The latest set of housing policies are primarily focused on getting more Britons on the property ladder, but as we see the property market starting to pick up again, many buyers can feel anxious about being in a seller’s market.
Before a deal is sealed there are many reasons why a seller may choose not to complete on a sale. Some of these reasons can be traced back to the health of the specific local property market and potential changes that could affect price and demand.
In this expert blog, Mr Farthing explores the most common reasons for a seller to pull out of an agreement to sell their home, and the practical steps that buyers can choose to take.
Gazumping has declined across England and Wales, however, it is still a common issue that affects buyers in property hotspots, in up-and-coming areas and during times of heightened demand. For example, Brighton and London were gazumping capitals during 2014 due to property price increases that far outstripped predictions.
Gazumping occurs when a potential buyer has been outbid by another interested party, after their original offer was already accepted by the seller.

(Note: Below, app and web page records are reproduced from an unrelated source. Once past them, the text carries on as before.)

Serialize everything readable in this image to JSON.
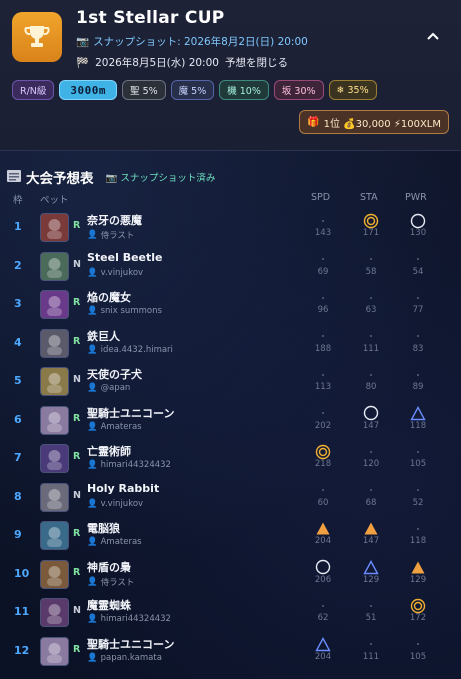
{
  "header": {
    "title": "1st Stellar CUP",
    "snapshot": "スナップショット: 2026年8月2日(日) 20:00",
    "race_date": "2026年8月5日(水) 20:00",
    "close_label": "予想を閉じる"
  },
  "badges": {
    "rank": "R/N級",
    "distance": "3000m",
    "sei": "聖 5%",
    "ma": "魔 5%",
    "ki": "機 10%",
    "saka": "坂 30%",
    "snow": "❄ 35%"
  },
  "prize": "1位 💰30,000 ⚡100XLM",
  "table": {
    "title": "大会予想表",
    "status": "スナップショット済み",
    "col_frame": "枠",
    "col_pet": "ペット",
    "col_spd": "SPD",
    "col_sta": "STA",
    "col_pwr": "PWR",
    "rows": [
      {
        "no": "1",
        "rarity": "R",
        "name": "奈牙の悪魔",
        "owner": "侍ラスト",
        "spd": {
          "mark": "dot",
          "val": "143"
        },
        "sta": {
          "mark": "double",
          "val": "171"
        },
        "pwr": {
          "mark": "circle",
          "val": "130"
        }
      },
      {
        "no": "2",
        "rarity": "N",
        "name": "Steel Beetle",
        "owner": "v.vinjukov",
        "spd": {
          "mark": "dot",
          "val": "69"
        },
        "sta": {
          "mark": "dot",
          "val": "58"
        },
        "pwr": {
          "mark": "dot",
          "val": "54"
        }
      },
      {
        "no": "3",
        "rarity": "R",
        "name": "焔の魔女",
        "owner": "snix summons",
        "spd": {
          "mark": "dot",
          "val": "96"
        },
        "sta": {
          "mark": "dot",
          "val": "63"
        },
        "pwr": {
          "mark": "dot",
          "val": "77"
        }
      },
      {
        "no": "4",
        "rarity": "R",
        "name": "鉄巨人",
        "owner": "idea.4432.himari",
        "spd": {
          "mark": "dot",
          "val": "188"
        },
        "sta": {
          "mark": "dot",
          "val": "111"
        },
        "pwr": {
          "mark": "dot",
          "val": "83"
        }
      },
      {
        "no": "5",
        "rarity": "N",
        "name": "天使の子犬",
        "owner": "@apan",
        "spd": {
          "mark": "dot",
          "val": "113"
        },
        "sta": {
          "mark": "dot",
          "val": "80"
        },
        "pwr": {
          "mark": "dot",
          "val": "89"
        }
      },
      {
        "no": "6",
        "rarity": "R",
        "name": "聖騎士ユニコーン",
        "owner": "Amateras",
        "spd": {
          "mark": "dot",
          "val": "202"
        },
        "sta": {
          "mark": "circle",
          "val": "147"
        },
        "pwr": {
          "mark": "tri-blue",
          "val": "118"
        }
      },
      {
        "no": "7",
        "rarity": "R",
        "name": "亡霊術師",
        "owner": "himari44324432",
        "spd": {
          "mark": "double",
          "val": "218"
        },
        "sta": {
          "mark": "dot",
          "val": "120"
        },
        "pwr": {
          "mark": "dot",
          "val": "105"
        }
      },
      {
        "no": "8",
        "rarity": "N",
        "name": "Holy Rabbit",
        "owner": "v.vinjukov",
        "spd": {
          "mark": "dot",
          "val": "60"
        },
        "sta": {
          "mark": "dot",
          "val": "68"
        },
        "pwr": {
          "mark": "dot",
          "val": "52"
        }
      },
      {
        "no": "9",
        "rarity": "R",
        "name": "電脳狼",
        "owner": "Amateras",
        "spd": {
          "mark": "tri-orange",
          "val": "204"
        },
        "sta": {
          "mark": "tri-orange",
          "val": "147"
        },
        "pwr": {
          "mark": "dot",
          "val": "118"
        }
      },
      {
        "no": "10",
        "rarity": "R",
        "name": "神盾の梟",
        "owner": "侍ラスト",
        "spd": {
          "mark": "circle",
          "val": "206"
        },
        "sta": {
          "mark": "tri-blue",
          "val": "129"
        },
        "pwr": {
          "mark": "tri-orange",
          "val": "129"
        }
      },
      {
        "no": "11",
        "rarity": "N",
        "name": "魔霊蜘蛛",
        "owner": "himari44324432",
        "spd": {
          "mark": "dot",
          "val": "62"
        },
        "sta": {
          "mark": "dot",
          "val": "51"
        },
        "pwr": {
          "mark": "double",
          "val": "172"
        }
      },
      {
        "no": "12",
        "rarity": "R",
        "name": "聖騎士ユニコーン",
        "owner": "papan.kamata",
        "spd": {
          "mark": "tri-blue",
          "val": "204"
        },
        "sta": {
          "mark": "dot",
          "val": "111"
        },
        "pwr": {
          "mark": "dot",
          "val": "105"
        }
      }
    ]
  },
  "colors": {
    "accent": "#4da8ff",
    "gold": "#f0a52b",
    "orange": "#f0a040",
    "blue": "#6a8cff"
  }
}
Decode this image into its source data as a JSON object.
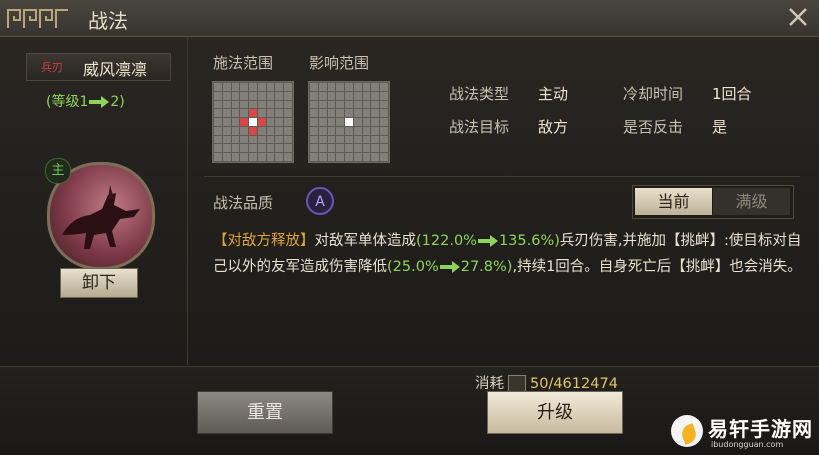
{
  "window": {
    "title": "战法",
    "close_icon": "close-icon",
    "title_ornament_icon": "fret-ornament-icon"
  },
  "skill": {
    "tag": "兵刃",
    "name": "威风凛凛",
    "level_text_prefix": "(等级1",
    "level_text_suffix": "2)",
    "equip_badge": "主",
    "unequip_label": "卸下"
  },
  "ranges": {
    "cast_label": "施法范围",
    "effect_label": "影响范围",
    "cast_grid": {
      "size": 9,
      "white": [
        [
          4,
          4
        ]
      ],
      "red": [
        [
          3,
          4
        ],
        [
          5,
          4
        ],
        [
          4,
          3
        ],
        [
          4,
          5
        ]
      ]
    },
    "effect_grid": {
      "size": 9,
      "white": [
        [
          4,
          4
        ]
      ],
      "red": []
    }
  },
  "info": {
    "type_label": "战法类型",
    "type_value": "主动",
    "cooldown_label": "冷却时间",
    "cooldown_value": "1回合",
    "target_label": "战法目标",
    "target_value": "敌方",
    "counter_label": "是否反击",
    "counter_value": "是"
  },
  "quality": {
    "label": "战法品质",
    "grade": "A"
  },
  "tabs": {
    "current": "当前",
    "max": "满级"
  },
  "description": {
    "tag": "【对敌方释放】",
    "p1": "对敌军单体造成",
    "v1_open": "(122.0%",
    "v1_close": "135.6%)",
    "p2": "兵刃伤害,并施加【挑衅】:使目标对自己以外的友军造成伤害降低",
    "v2_open": "(25.0%",
    "v2_close": "27.8%)",
    "p3": ",持续1回合。自身死亡后【挑衅】也会消失。"
  },
  "footer": {
    "cost_label": "消耗",
    "cost_value": "50/4612474",
    "cost_icon": "merit-token-icon",
    "reset_label": "重置",
    "upgrade_label": "升级"
  },
  "watermark": {
    "text": "易轩手游网",
    "sub": "ibudongguan.com"
  },
  "colors": {
    "accent_green": "#8fd45a",
    "accent_orange": "#e0a43a",
    "weapon_red": "#d04040"
  }
}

The practice is questionable but legal in England and Wales – Scottish law does differ – however, if you have entered into a contract which states that the seller will not accept other offers during a set period, you can sue the seller for breach of contract.
Continuous involvement in gazumped deals can damage an agent’s reputation in the long-term, so it is in the agent’s best interest to prevent it from occurring. However, the best thing a buyer can do to avoid the situation is to prepare beforehand:

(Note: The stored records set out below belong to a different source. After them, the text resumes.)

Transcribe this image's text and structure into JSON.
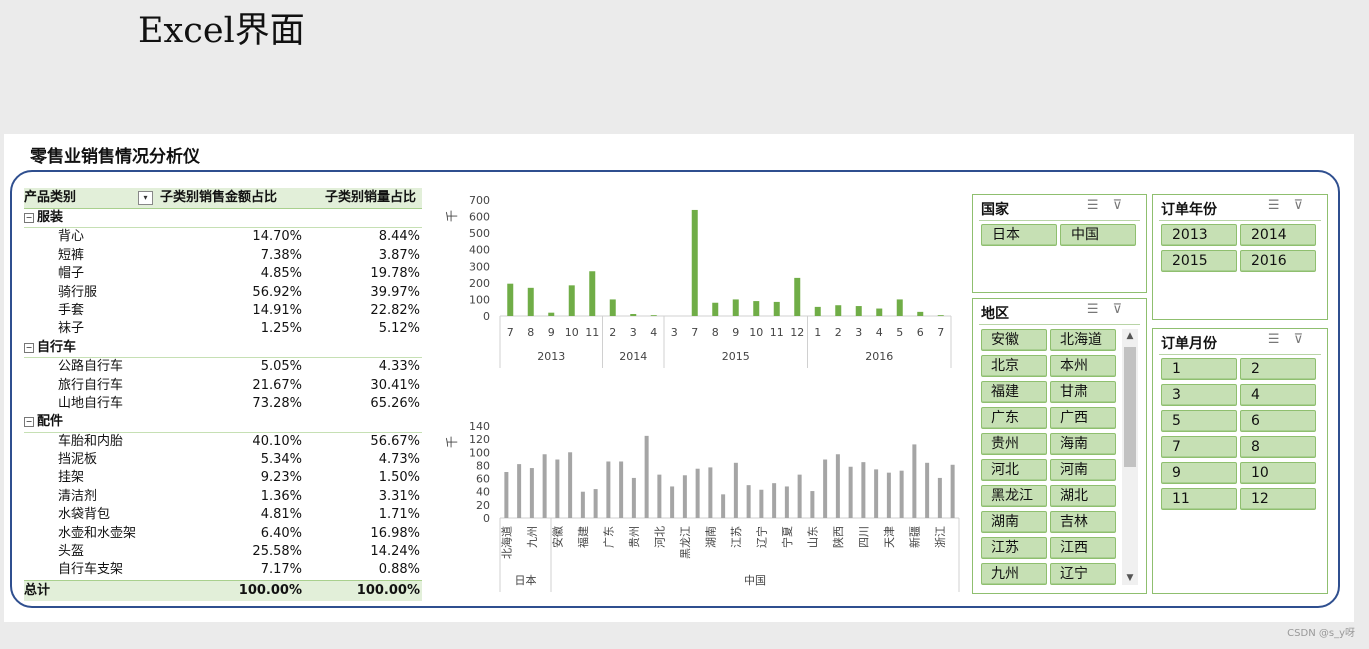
{
  "page_title": "Excel界面",
  "dashboard_title": "零售业销售情况分析仪",
  "pivot": {
    "headers": [
      "产品类别",
      "子类别销售金额占比",
      "子类别销量占比"
    ],
    "categories": [
      {
        "name": "服装",
        "items": [
          {
            "label": "背心",
            "amount": "14.70%",
            "qty": "8.44%"
          },
          {
            "label": "短裤",
            "amount": "7.38%",
            "qty": "3.87%"
          },
          {
            "label": "帽子",
            "amount": "4.85%",
            "qty": "19.78%"
          },
          {
            "label": "骑行服",
            "amount": "56.92%",
            "qty": "39.97%"
          },
          {
            "label": "手套",
            "amount": "14.91%",
            "qty": "22.82%"
          },
          {
            "label": "袜子",
            "amount": "1.25%",
            "qty": "5.12%"
          }
        ]
      },
      {
        "name": "自行车",
        "items": [
          {
            "label": "公路自行车",
            "amount": "5.05%",
            "qty": "4.33%"
          },
          {
            "label": "旅行自行车",
            "amount": "21.67%",
            "qty": "30.41%"
          },
          {
            "label": "山地自行车",
            "amount": "73.28%",
            "qty": "65.26%"
          }
        ]
      },
      {
        "name": "配件",
        "items": [
          {
            "label": "车胎和内胎",
            "amount": "40.10%",
            "qty": "56.67%"
          },
          {
            "label": "挡泥板",
            "amount": "5.34%",
            "qty": "4.73%"
          },
          {
            "label": "挂架",
            "amount": "9.23%",
            "qty": "1.50%"
          },
          {
            "label": "清洁剂",
            "amount": "1.36%",
            "qty": "3.31%"
          },
          {
            "label": "水袋背包",
            "amount": "4.81%",
            "qty": "1.71%"
          },
          {
            "label": "水壶和水壶架",
            "amount": "6.40%",
            "qty": "16.98%"
          },
          {
            "label": "头盔",
            "amount": "25.58%",
            "qty": "14.24%"
          },
          {
            "label": "自行车支架",
            "amount": "7.17%",
            "qty": "0.88%"
          }
        ]
      }
    ],
    "total": {
      "label": "总计",
      "amount": "100.00%",
      "qty": "100.00%"
    }
  },
  "chart_data": [
    {
      "type": "bar",
      "ylabel": "千",
      "ylim": [
        0,
        700
      ],
      "yticks": [
        0,
        100,
        200,
        300,
        400,
        500,
        600,
        700
      ],
      "color": "#70ad47",
      "groups": [
        {
          "label": "2013",
          "categories": [
            "7",
            "8",
            "9",
            "10",
            "11"
          ],
          "values": [
            195,
            170,
            20,
            185,
            270
          ]
        },
        {
          "label": "2014",
          "categories": [
            "2",
            "3",
            "4"
          ],
          "values": [
            100,
            12,
            5
          ]
        },
        {
          "label": "2015",
          "categories": [
            "3",
            "7",
            "8",
            "9",
            "10",
            "11",
            "12"
          ],
          "values": [
            0,
            640,
            80,
            100,
            90,
            85,
            230
          ]
        },
        {
          "label": "2016",
          "categories": [
            "1",
            "2",
            "3",
            "4",
            "5",
            "6",
            "7"
          ],
          "values": [
            55,
            65,
            60,
            45,
            100,
            25,
            5
          ]
        }
      ]
    },
    {
      "type": "bar",
      "ylabel": "千",
      "ylim": [
        0,
        140
      ],
      "yticks": [
        0,
        20,
        40,
        60,
        80,
        100,
        120,
        140
      ],
      "color": "#a5a5a5",
      "groups": [
        {
          "label": "日本",
          "categories": [
            "北海道",
            "",
            "九州",
            ""
          ],
          "values": [
            70,
            82,
            76,
            97
          ]
        },
        {
          "label": "中国",
          "categories": [
            "安徽",
            "",
            "福建",
            "",
            "广东",
            "",
            "贵州",
            "",
            "河北",
            "",
            "黑龙江",
            "",
            "湖南",
            "",
            "江苏",
            "",
            "辽宁",
            "",
            "宁夏",
            "",
            "山东",
            "",
            "陕西",
            "",
            "四川",
            "",
            "天津",
            "",
            "新疆",
            "",
            "浙江",
            ""
          ],
          "values": [
            89,
            100,
            40,
            44,
            86,
            86,
            61,
            125,
            66,
            48,
            65,
            75,
            77,
            36,
            84,
            50,
            43,
            53,
            48,
            66,
            41,
            89,
            97,
            78,
            85,
            74,
            69,
            72,
            112,
            84,
            61,
            81
          ]
        }
      ]
    }
  ],
  "slicers": {
    "country": {
      "title": "国家",
      "options": [
        "日本",
        "中国"
      ]
    },
    "region": {
      "title": "地区",
      "options": [
        "安徽",
        "北海道",
        "北京",
        "本州",
        "福建",
        "甘肃",
        "广东",
        "广西",
        "贵州",
        "海南",
        "河北",
        "河南",
        "黑龙江",
        "湖北",
        "湖南",
        "吉林",
        "江苏",
        "江西",
        "九州",
        "辽宁"
      ]
    },
    "year": {
      "title": "订单年份",
      "options": [
        "2013",
        "2014",
        "2015",
        "2016"
      ]
    },
    "month": {
      "title": "订单月份",
      "options": [
        "1",
        "2",
        "3",
        "4",
        "5",
        "6",
        "7",
        "8",
        "9",
        "10",
        "11",
        "12"
      ]
    },
    "icons": [
      "multi-select-icon",
      "clear-filter-icon"
    ]
  },
  "watermark": "CSDN @s_y呀"
}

– Go in with a fair offer that is in line with the asking price and market conditions, unless other factors come into play – for example, damage to the property, a short lease or if the area is in need of regeneration
– Have your mortgage in place, and a solicitor to carry out the necessary checks to speed up the process
– Make sure that the property is withdrawn from the market after your offer has been accepted – typically four to six weeks after.
The seller may wish to withdraw from a transaction at any time before exchange of contracts. Common reasons for doing this include another buyer putting in a higher bid, keeping hold of the asset during a period of price growth, or waiting to sell due to other market conditions and policies. The buyer does not have any rights to claim the property as their own before contracts are exchanged. You can ask the seller to contribute towards any costs such as legal fees that you have incurred during the process but the seller is not under any obligation to to do this.
Unless you buy a new build, a property sale is almost always part of a long chain that is dependent upon the success of linked transactions. This chain can collapse somewhere along the line, and there is little you can do about it. However, you can invest in home buyers protection insurance to safeguard you against financial risks. If you have sold your house and are looking for another home on the market, you should search for temporary accommodation options as soon as possible and consider a bridging loan to maintain your finances for the next sale.
If you have found your dream home, others may feel the same way. If the property is popular, or if the owner would like to sell quickly and a contract race has been started by the seller, your initial offer may be rejected. The seller or an assigned solicitor should inform all parties involved of the situation, either in writing or over the phone. If the seller does not treat every prospective buyer equally, or the same solicitor is used by the seller and buyer, then both of these scenarios are unlawful. The latter is a conflict of interest, so you may be entitled to challenge the motive and decision of the seller.
Finally, if the seller pulls out of a sale due to unlawful discrimination – basing a decision on race, religion, sex, sexual orientation, disability or gender – you can contact the Citizens Advice Bureau or seek legal aid.
Click here to view OnTheMarket.com’s blog on ‘What to do when you’ve found a dream home and your buyer walks away.’